We need to see significant innovation in the financial industry. This is an opportunity for entrepreneurs and companies to focus on innovative business models or services that focus on credit building, from which many individuals would greatly benefit. With the vast amount of “big data” virtually at our fingertips, there should be opportunity to gather richer more relevant information to better understand an individual’s credit worthiness through their behaviors.
Algorithms and data used in today’s credit score calculation do not reflect our modern economic life. Instead, alternative data such as rent, utilities, child support, cash transactions, work salary/seniority, type of housing, and remittance history need to be adopted into credit scoring models.
For instance, let’s look at rent. 100 million people in the United States are renters, and most likely, rent is their biggest monthly expense.

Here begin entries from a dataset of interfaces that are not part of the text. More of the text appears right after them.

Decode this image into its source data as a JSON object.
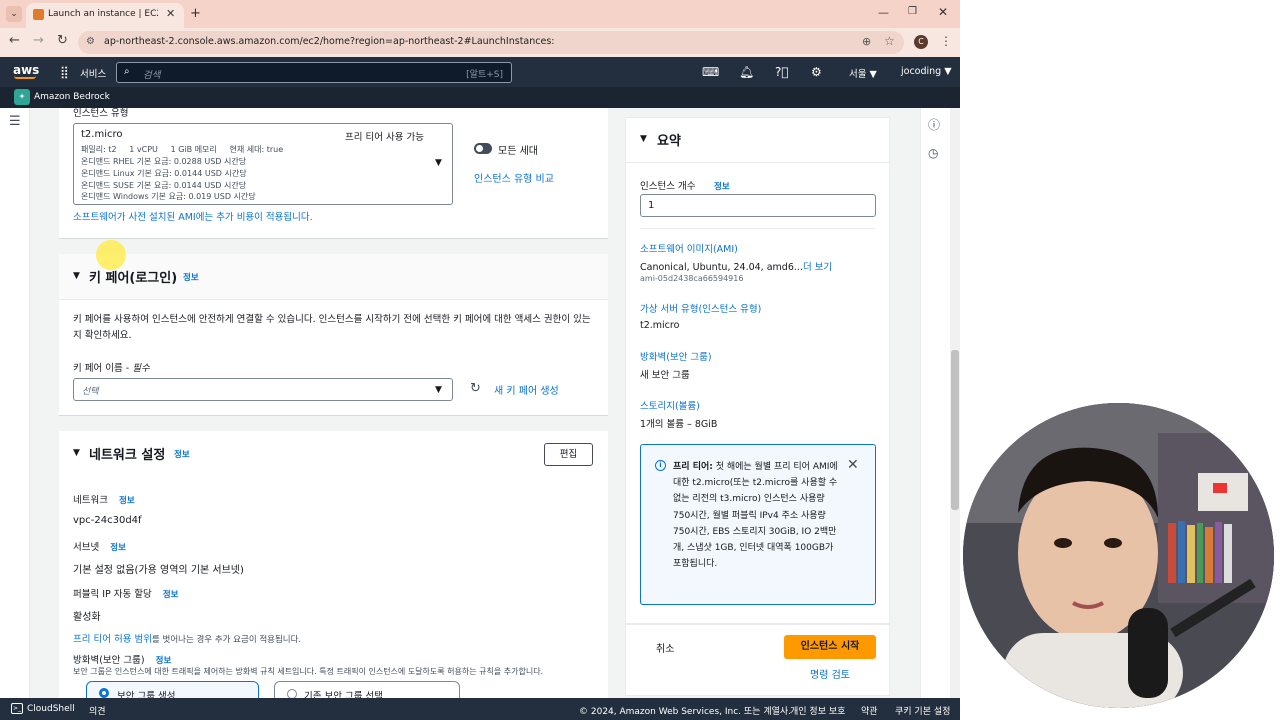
{
  "browser": {
    "tab_title": "Launch an instance | EC2 | ap-",
    "tab_close": "✕",
    "new_tab": "+",
    "url": "ap-northeast-2.console.aws.amazon.com/ec2/home?region=ap-northeast-2#LaunchInstances:",
    "profile_initial": "C"
  },
  "aws_header": {
    "logo": "aws",
    "services": "서비스",
    "search_placeholder": "검색",
    "search_shortcut": "[알트+S]",
    "region": "서울 ▼",
    "user": "jocoding ▼",
    "favorite": "Amazon Bedrock"
  },
  "instance_type": {
    "label": "인스턴스 유형",
    "name": "t2.micro",
    "free_tier": "프리 티어 사용 가능",
    "details": [
      "패밀리: t2     1 vCPU     1 GiB 메모리     현재 세대: true",
      "온디맨드 RHEL 기본 요금: 0.0288 USD 시간당",
      "온디맨드 Linux 기본 요금: 0.0144 USD 시간당",
      "온디맨드 SUSE 기본 요금: 0.0144 USD 시간당",
      "온디맨드 Windows 기본 요금: 0.019 USD 시간당"
    ],
    "all_generations": "모든 세대",
    "compare": "인스턴스 유형 비교",
    "ami_cost_link": "소프트웨어가 사전 설치된 AMI에는 추가 비용이 적용됩니다."
  },
  "key_pair": {
    "title": "키 페어(로그인)",
    "info": "정보",
    "description": "키 페어를 사용하여 인스턴스에 안전하게 연결할 수 있습니다. 인스턴스를 시작하기 전에 선택한 키 페어에 대한 액세스 권한이 있는지 확인하세요.",
    "name_label": "키 페어 이름 - ",
    "required": "필수",
    "select_placeholder": "선택",
    "create_new": "새 키 페어 생성"
  },
  "network": {
    "title": "네트워크 설정",
    "info": "정보",
    "edit": "편집",
    "network_label": "네트워크",
    "network_value": "vpc-24c30d4f",
    "subnet_label": "서브넷",
    "subnet_value": "기본 설정 없음(가용 영역의 기본 서브넷)",
    "public_ip_label": "퍼블릭 IP 자동 할당",
    "public_ip_value": "활성화",
    "free_tier_range_link": "프리 티어 허용 범위",
    "free_tier_range_rest": "를 벗어나는 경우 추가 요금이 적용됩니다.",
    "firewall_label": "방화벽(보안 그룹)",
    "firewall_note": "보안 그룹은 인스턴스에 대한 트래픽을 제어하는 방화벽 규칙 세트입니다. 특정 트래픽이 인스턴스에 도달하도록 허용하는 규칙을 추가합니다.",
    "option_create": "보안 그룹 생성",
    "option_existing": "기존 보안 그룹 선택"
  },
  "summary": {
    "title": "요약",
    "count_label": "인스턴스 개수",
    "info": "정보",
    "count_value": "1",
    "ami_label": "소프트웨어 이미지(AMI)",
    "ami_value": "Canonical, Ubuntu, 24.04, amd6...",
    "ami_more": "더 보기",
    "ami_id": "ami-05d2438ca66594916",
    "type_label": "가상 서버 유형(인스턴스 유형)",
    "type_value": "t2.micro",
    "firewall_label": "방화벽(보안 그룹)",
    "firewall_value": "새 보안 그룹",
    "storage_label": "스토리지(볼륨)",
    "storage_value": "1개의 볼륨 – 8GiB",
    "free_tier_bold": "프리 티어:",
    "free_tier_text": " 첫 해에는 월별 프리 티어 AMI에 대한 t2.micro(또는 t2.micro를 사용할 수 없는 리전의 t3.micro) 인스턴스 사용량 750시간, 월별 퍼블릭 IPv4 주소 사용량 750시간, EBS 스토리지 30GiB, IO 2백만 개, 스냅샷 1GB, 인터넷 대역폭 100GB가 포함됩니다.",
    "cancel": "취소",
    "launch": "인스턴스 시작",
    "review": "명령 검토"
  },
  "footer": {
    "cloudshell": "CloudShell",
    "feedback": "의견",
    "copyright": "© 2024, Amazon Web Services, Inc. 또는 계열사.",
    "privacy": "개인 정보 보호",
    "terms": "약관",
    "cookies": "쿠키 기본 설정"
  },
  "icons": {
    "tab_menu": "chevron-down-icon",
    "back": "arrow-left-icon",
    "forward": "arrow-right-icon",
    "reload": "reload-icon",
    "site_info": "tune-icon",
    "zoom": "zoom-icon",
    "star": "star-icon",
    "services_grid": "grid-icon",
    "search": "search-icon",
    "cloudshell_header": "terminal-icon",
    "notifications": "bell-icon",
    "help": "question-icon",
    "settings": "gear-icon",
    "hamburger": "menu-icon",
    "info_panel": "info-icon",
    "history": "clock-icon",
    "refresh": "refresh-icon"
  },
  "colors": {
    "aws_header": "#232f3e",
    "link": "#0972d3",
    "launch_button": "#ff9900"
  }
}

In the post 2008 economy where an increasing number of households are renter vs. owner occupied, rent payment history should be an important part of credit rating algorithms. This would provide a step in the right direction for the ‘credit invisible’ or ‘credit unscorable’ to establish a score for the first time or improve an existing rating based on their positive and documented financial behavior. And what this means for the ‘credit invisable’ or ‘credit unscorable’ is that they can gain access to appropriate credit products and reduce the cost of borrowing, enabling them to engage in important everyday activities that many take for granted.

That is the kind of equal playing field in the world of credit that I think we can all support.
About the Author: John Simpson, CEO RentReporters
John has played an integral role in RentReporters since 2013, when he joined as an investor and Board Member. Compelled by the opportunity to provide our country’s 100 million renters, particularly the 40 million who are credit invisible, the ability to improve or establish credit by paying their rent on time, he expanded his role in 2016 to become CEO. John’s passion for innovation began at Deloitte where he rose to the executive position of partner. John went on to serve as founder and CEO of CCG, a technology driven tax credit screening firm, and then as CEO and co-founder of HigherUp, an HR analytic solutions firm to empower small businesses.

*Views expressed are the personal views of the author, and do not necessarily represent the views of the National Foundation for Credit Counseling, its employees, its members, or its clients.